"Stone washing" is a euphemism for a number of processes that give denim a worn look. Each pair of jeans is washed and rinsed multiple times, consuming more water and energy at every turn. Denim may be physically sanded or blasted with silica, or dye may be stripped using chemicals such as potassium permanganate, which is highly toxic and contains heavy metals. Various enzymes may also be used; when improperly dumped, they sap oxygen from waterways. Scrubbing jeans releases denim and silica dust, which can inflame workers' lungs and cause silicosis. In a recent study of denim sandblasters in Turkey, more than half of the workers showed signs of the condition; the average worker was 23 years old and had been on the job just 36 months.
To avoid these problems, some eco-brands use ozone to fade denim. Ozone is produced by exposing oxygen to ultraviolet light. It is then dissolved in wash water or mixed with steam and sprayed on denim in a sealed chamber. The ozone breaks down as it reacts with the fabric.
THE RIGHT FIT

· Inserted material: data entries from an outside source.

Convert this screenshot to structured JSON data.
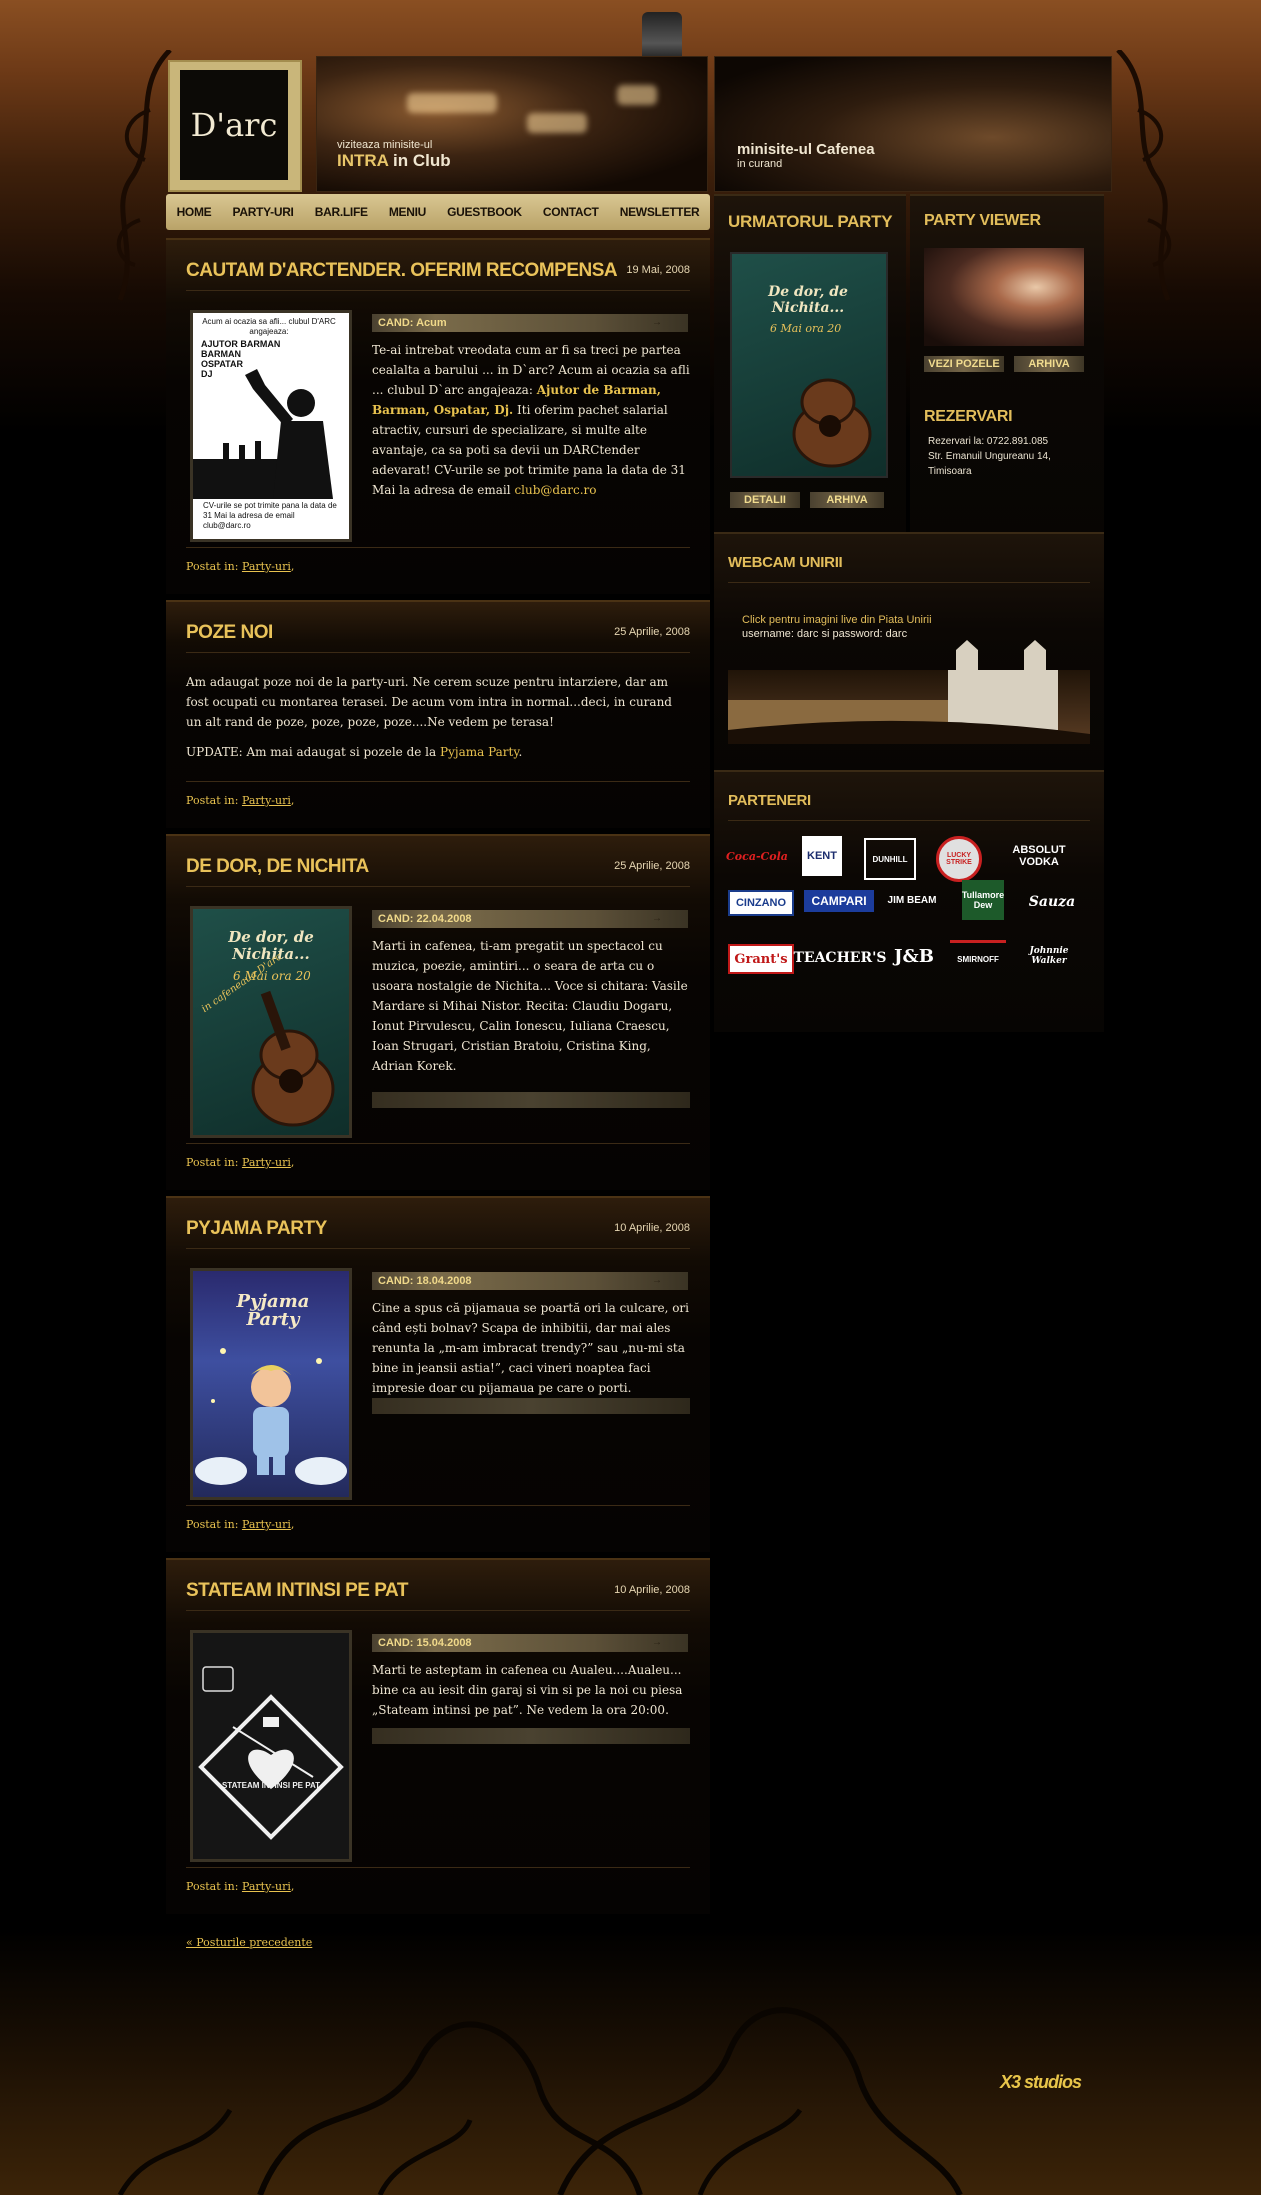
{
  "header": {
    "logo_text": "D'arc",
    "promo1_small": "viziteaza minisite-ul",
    "promo1_big": "INTRA",
    "promo1_suffix": "in Club",
    "promo2_big": "minisite-ul Cafenea",
    "promo2_small": "in curand"
  },
  "nav": [
    "HOME",
    "PARTY-URI",
    "BAR.LIFE",
    "MENIU",
    "GUESTBOOK",
    "CONTACT",
    "NEWSLETTER"
  ],
  "posts": [
    {
      "title": "CAUTAM D'ARCTENDER. OFERIM RECOMPENSA",
      "date": "19 Mai, 2008",
      "when": "CAND: Acum",
      "body_prefix": "Te-ai intrebat vreodata cum ar fi sa treci pe partea cealalta a barului ... in D`arc? Acum ai ocazia sa afli ... clubul D`arc angajeaza:",
      "body_bold": "Ajutor de Barman, Barman, Ospatar, Dj.",
      "body_suffix": "Iti oferim pachet salarial atractiv, cursuri de specializare, si multe alte avantaje, ca sa poti sa devii un DARCtender adevarat! CV-urile se pot trimite pana la data de 31 Mai la adresa de email",
      "email": "club@darc.ro",
      "poster_top": "Acum ai ocazia sa afli... clubul D'ARC angajeaza:",
      "poster_roles": [
        "AJUTOR BARMAN",
        "BARMAN",
        "OSPATAR",
        "DJ"
      ],
      "poster_bottom": "CV-urile se pot trimite pana la data de 31 Mai la adresa de email club@darc.ro",
      "posted_label": "Postat in:",
      "category": "Party-uri"
    },
    {
      "title": "POZE NOI",
      "date": "25 Aprilie, 2008",
      "body1": "Am adaugat poze noi de la party-uri. Ne cerem scuze pentru intarziere, dar am fost ocupati cu montarea terasei. De acum vom intra in normal...deci, in curand un alt rand de poze, poze, poze, poze....Ne vedem pe terasa!",
      "body2_prefix": "UPDATE: Am mai adaugat si pozele de la",
      "body2_link": "Pyjama Party",
      "posted_label": "Postat in:",
      "category": "Party-uri"
    },
    {
      "title": "DE DOR, DE NICHITA",
      "date": "25 Aprilie, 2008",
      "when": "CAND: 22.04.2008",
      "body": "Marti in cafenea, ti-am pregatit un spectacol cu muzica, poezie, amintiri... o seara de arta cu o usoara nostalgie de Nichita... Voce si chitara: Vasile Mardare si Mihai Nistor. Recita: Claudiu Dogaru, Ionut Pirvulescu, Calin Ionescu, Iuliana Craescu, Ioan Strugari, Cristian Bratoiu, Cristina King, Adrian Korek.",
      "poster_title": "De dor, de Nichita...",
      "poster_sub": "6 Mai ora 20",
      "poster_place": "in cafeneaua D'arc",
      "posted_label": "Postat in:",
      "category": "Party-uri"
    },
    {
      "title": "PYJAMA PARTY",
      "date": "10 Aprilie, 2008",
      "when": "CAND: 18.04.2008",
      "body": "Cine a spus că pijamaua se poartă ori la culcare, ori când ești bolnav? Scapa de inhibitii, dar mai ales renunta la „m-am imbracat trendy?” sau „nu-mi sta bine in jeansii astia!”, caci vineri noaptea faci impresie doar cu pijamaua pe care o porti.",
      "poster_title": "Pyjama Party",
      "posted_label": "Postat in:",
      "category": "Party-uri"
    },
    {
      "title": "STATEAM INTINSI PE PAT",
      "date": "10 Aprilie, 2008",
      "when": "CAND: 15.04.2008",
      "body": "Marti te asteptam in cafenea cu Aualeu....Aualeu... bine ca au iesit din garaj si vin si pe la noi cu piesa „Stateam intinsi pe pat”. Ne vedem la ora 20:00.",
      "poster_title": "STATEAM INTINSI PE PAT",
      "posted_label": "Postat in:",
      "category": "Party-uri"
    }
  ],
  "older_posts": "« Posturile precedente",
  "sidebar": {
    "next_party_title": "URMATORUL PARTY",
    "next_party_poster": "De dor, de Nichita...",
    "next_party_date": "6 Mai ora 20",
    "detalii": "DETALII",
    "arhiva": "ARHIVA",
    "viewer_title": "PARTY VIEWER",
    "vezi_pozele": "VEZI POZELE",
    "viewer_arhiva": "ARHIVA",
    "rezervari_title": "REZERVARI",
    "rezervari_phone": "Rezervari la: 0722.891.085",
    "rezervari_addr1": "Str. Emanuil Ungureanu 14,",
    "rezervari_addr2": "Timisoara",
    "webcam_title": "WEBCAM UNIRII",
    "webcam_line1": "Click pentru imagini live din Piata Unirii",
    "webcam_line2": "username: darc si password: darc",
    "partners_title": "PARTENERI",
    "partners": [
      "Coca-Cola",
      "KENT",
      "DUNHILL",
      "LUCKY STRIKE",
      "ABSOLUT VODKA",
      "CINZANO",
      "CAMPARI",
      "JIM BEAM",
      "Tullamore Dew",
      "Sauza",
      "Grant's",
      "TEACHER'S",
      "J&B",
      "SMIRNOFF",
      "Johnnie Walker"
    ]
  },
  "footer": {
    "studio": "X3 studios"
  },
  "colors": {
    "accent": "#e8c24f",
    "title": "#e9c25a",
    "nav_bg": "#d9c792",
    "background": "#000000"
  }
}
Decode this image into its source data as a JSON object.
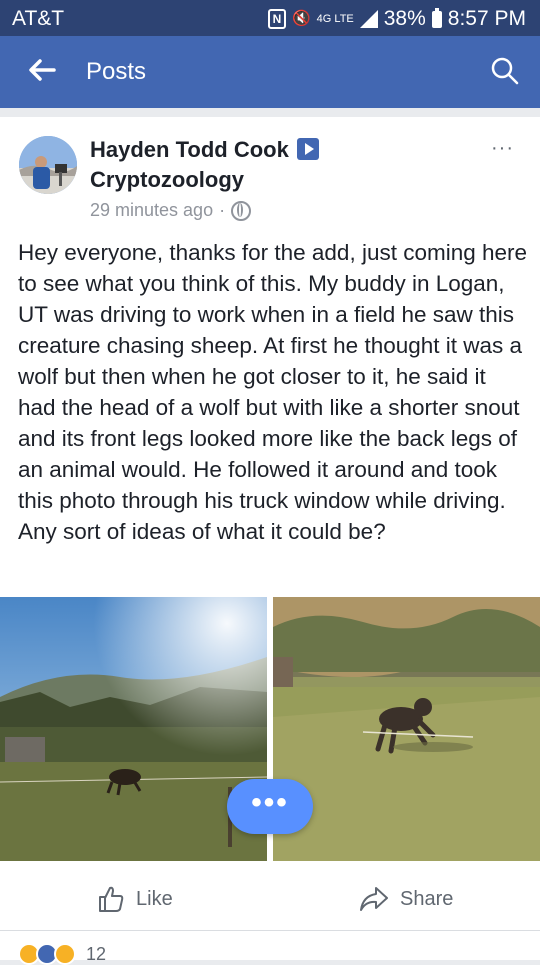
{
  "status_bar": {
    "carrier": "AT&T",
    "network": "4G LTE",
    "battery": "38%",
    "time": "8:57 PM"
  },
  "app_bar": {
    "title": "Posts",
    "back_icon": "arrow-left-icon",
    "search_icon": "search-icon"
  },
  "post": {
    "author": "Hayden Todd Cook",
    "group": "Cryptozoology",
    "time": "29 minutes ago",
    "separator": "·",
    "privacy_icon": "globe-icon",
    "more_label": "···",
    "text": "Hey everyone, thanks for the add, just coming here to see what you think of this. My buddy in Logan, UT was driving to work when in a field he saw this creature chasing sheep. At first he thought it was a wolf but then when he got closer to it, he said it had the head of a wolf but with like a shorter snout and its front legs looked more like the back legs of an animal would. He followed it around and took this photo through his truck window while driving. Any sort of ideas of what it could be?",
    "photos": [
      "field-photo-wide",
      "field-photo-close"
    ]
  },
  "actions": {
    "like_label": "Like",
    "share_label": "Share",
    "fab_label": "•••"
  },
  "reactions": {
    "count": "12"
  },
  "colors": {
    "status_bar": "#2d4373",
    "app_bar": "#4267b2",
    "fab": "#5890ff",
    "text": "#1d2129",
    "meta": "#90949c"
  }
}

If you were hoping to save the world by the seat of your pants, think again. Organic cotton jeans are a good first step, but few are processed in a planet-lite manner. The evolution of jeans from durable work wear to fashion statement came at a heavy cost: each new shade of blue, each stone wash and slick finish, requires yet another rinse cycle-and more energy and water.
Linda Loudermilk jeans are as eco-friendly as they come, but they can run you a couple hundred dollars, well out of range for most of us. Levi's eco-jeans are more affordable, starting at around $60. Although they feature organic cotton and recycled hardware, they're dyed conventionally. However, the industry shows signs of change. Levi's, the Gap, and Wal-Mart are among the major companies now working with environmental groups, including the Natural Resources Defense Council, to green their supply chains all the way down to dye selection. Chemists know certain dyes suck up more oxygen than others, but it's a long way from the lab to the dye house. With more information, designers will be able to specify low-impact colors and finishes. Of course, the lowest-impact jeans are those you already own (washed in cold water and air-dried). Green or not, shipping new jeans halfway around the world has a hefty carbon footprint. If you must buy new ones, do your homework: visit manufacturers' Web sites before you buy.
Photograph by Jens Mortensen